For several months now, we’ve been reporting on variations on a theme: Authors submitting fake email addresses for potential peer reviewers, to ensure positive reviews. In August, for example, we broke the story of a Hyung-In Moon, who has now retracted 24 papers published by Informa because he managed to do his own peer review.
Now, Retraction Watch has learned that the Elsevier Editorial System (EES) was hacked sometime last month, leading to faked peer reviews and retractions — although the submitting authors don’t seem to have been at fault. As of now, eleven papers by authors in China, India, Iran, and Turkey have been retracted from three journals.
Here’s one of two identical notices that have just run in Optics & Laser Technology, for two unconnected papers: Continue reading Elsevier editorial system hacked, reviews faked, 11 retractions follow
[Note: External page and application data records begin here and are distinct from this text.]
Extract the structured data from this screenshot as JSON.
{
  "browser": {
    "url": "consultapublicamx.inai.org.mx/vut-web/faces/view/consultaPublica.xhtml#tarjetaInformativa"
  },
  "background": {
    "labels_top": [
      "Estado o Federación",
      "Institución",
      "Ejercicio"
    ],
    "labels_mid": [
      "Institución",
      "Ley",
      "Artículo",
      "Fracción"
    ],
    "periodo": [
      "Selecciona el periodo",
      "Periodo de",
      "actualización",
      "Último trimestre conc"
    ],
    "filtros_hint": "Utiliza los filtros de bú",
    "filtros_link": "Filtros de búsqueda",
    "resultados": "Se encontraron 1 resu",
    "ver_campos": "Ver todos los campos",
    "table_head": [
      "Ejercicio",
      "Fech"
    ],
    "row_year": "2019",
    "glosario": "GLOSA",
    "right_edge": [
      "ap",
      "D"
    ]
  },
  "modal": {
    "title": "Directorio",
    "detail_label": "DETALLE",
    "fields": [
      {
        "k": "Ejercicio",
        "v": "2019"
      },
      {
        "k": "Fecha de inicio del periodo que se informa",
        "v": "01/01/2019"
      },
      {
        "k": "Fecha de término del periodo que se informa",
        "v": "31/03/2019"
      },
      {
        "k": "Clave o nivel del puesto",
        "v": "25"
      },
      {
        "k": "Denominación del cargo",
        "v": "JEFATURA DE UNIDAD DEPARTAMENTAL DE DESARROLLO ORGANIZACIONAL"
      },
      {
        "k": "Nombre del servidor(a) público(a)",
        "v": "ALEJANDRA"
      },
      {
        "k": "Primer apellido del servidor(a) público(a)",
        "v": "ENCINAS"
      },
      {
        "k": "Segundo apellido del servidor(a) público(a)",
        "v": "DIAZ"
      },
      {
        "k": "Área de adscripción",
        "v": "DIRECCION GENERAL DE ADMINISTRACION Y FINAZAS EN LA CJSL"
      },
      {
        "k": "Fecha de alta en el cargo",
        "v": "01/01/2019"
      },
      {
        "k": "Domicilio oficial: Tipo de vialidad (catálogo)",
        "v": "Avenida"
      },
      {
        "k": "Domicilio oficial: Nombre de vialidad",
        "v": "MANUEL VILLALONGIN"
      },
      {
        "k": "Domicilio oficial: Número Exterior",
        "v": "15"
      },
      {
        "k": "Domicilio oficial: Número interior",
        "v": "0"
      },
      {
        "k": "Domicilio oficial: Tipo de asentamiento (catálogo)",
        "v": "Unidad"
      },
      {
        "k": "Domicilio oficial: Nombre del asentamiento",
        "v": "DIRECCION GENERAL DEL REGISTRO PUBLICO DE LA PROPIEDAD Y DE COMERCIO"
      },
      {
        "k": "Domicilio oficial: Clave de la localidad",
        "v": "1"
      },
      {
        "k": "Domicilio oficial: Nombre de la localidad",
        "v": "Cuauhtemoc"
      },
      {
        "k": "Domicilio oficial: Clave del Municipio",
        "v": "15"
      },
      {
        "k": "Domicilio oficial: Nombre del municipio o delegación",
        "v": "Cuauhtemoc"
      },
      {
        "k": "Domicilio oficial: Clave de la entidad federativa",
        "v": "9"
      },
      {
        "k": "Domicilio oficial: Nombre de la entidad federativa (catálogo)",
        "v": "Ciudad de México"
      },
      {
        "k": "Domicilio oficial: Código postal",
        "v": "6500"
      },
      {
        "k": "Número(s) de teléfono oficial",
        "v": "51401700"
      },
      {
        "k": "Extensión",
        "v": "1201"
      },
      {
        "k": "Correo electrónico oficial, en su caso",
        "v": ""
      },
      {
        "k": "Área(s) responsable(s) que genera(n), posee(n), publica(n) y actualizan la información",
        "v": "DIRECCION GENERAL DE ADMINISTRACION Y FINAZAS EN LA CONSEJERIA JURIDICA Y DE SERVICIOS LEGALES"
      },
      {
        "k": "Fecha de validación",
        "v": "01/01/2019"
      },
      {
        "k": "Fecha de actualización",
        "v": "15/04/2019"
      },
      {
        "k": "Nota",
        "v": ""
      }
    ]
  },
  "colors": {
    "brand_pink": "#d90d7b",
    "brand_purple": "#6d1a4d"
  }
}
It’s tempting to start calling this a trend.
Three Elsevier math journals are among the latest scientific publications to be retracting papers because fake email addresses were used to obtain favorable peer reviews.
The three papers appear in two journals: “On two subclasses of (α,β)-metrics being projectively related,” in the Journal of Geometry and Physics; and “Complex Bogoslovsky Finsler metrics” and “Sasaki–Randers metric in Finsler geometry,” in the Journal of Mathematical Analysis and Applications. All three share authors Akbar Tayebi, of the University of Qom, Iran, and Esmaeil Peyghan, of Arak University, also in Iran.
The notices in the Journal of Mathematical Analysis and Applications read as follows (the EES refers to the Elsevier Editorial System): Continue reading Iranian mathematicians latest to have papers retracted for fake email addresses to get better reviews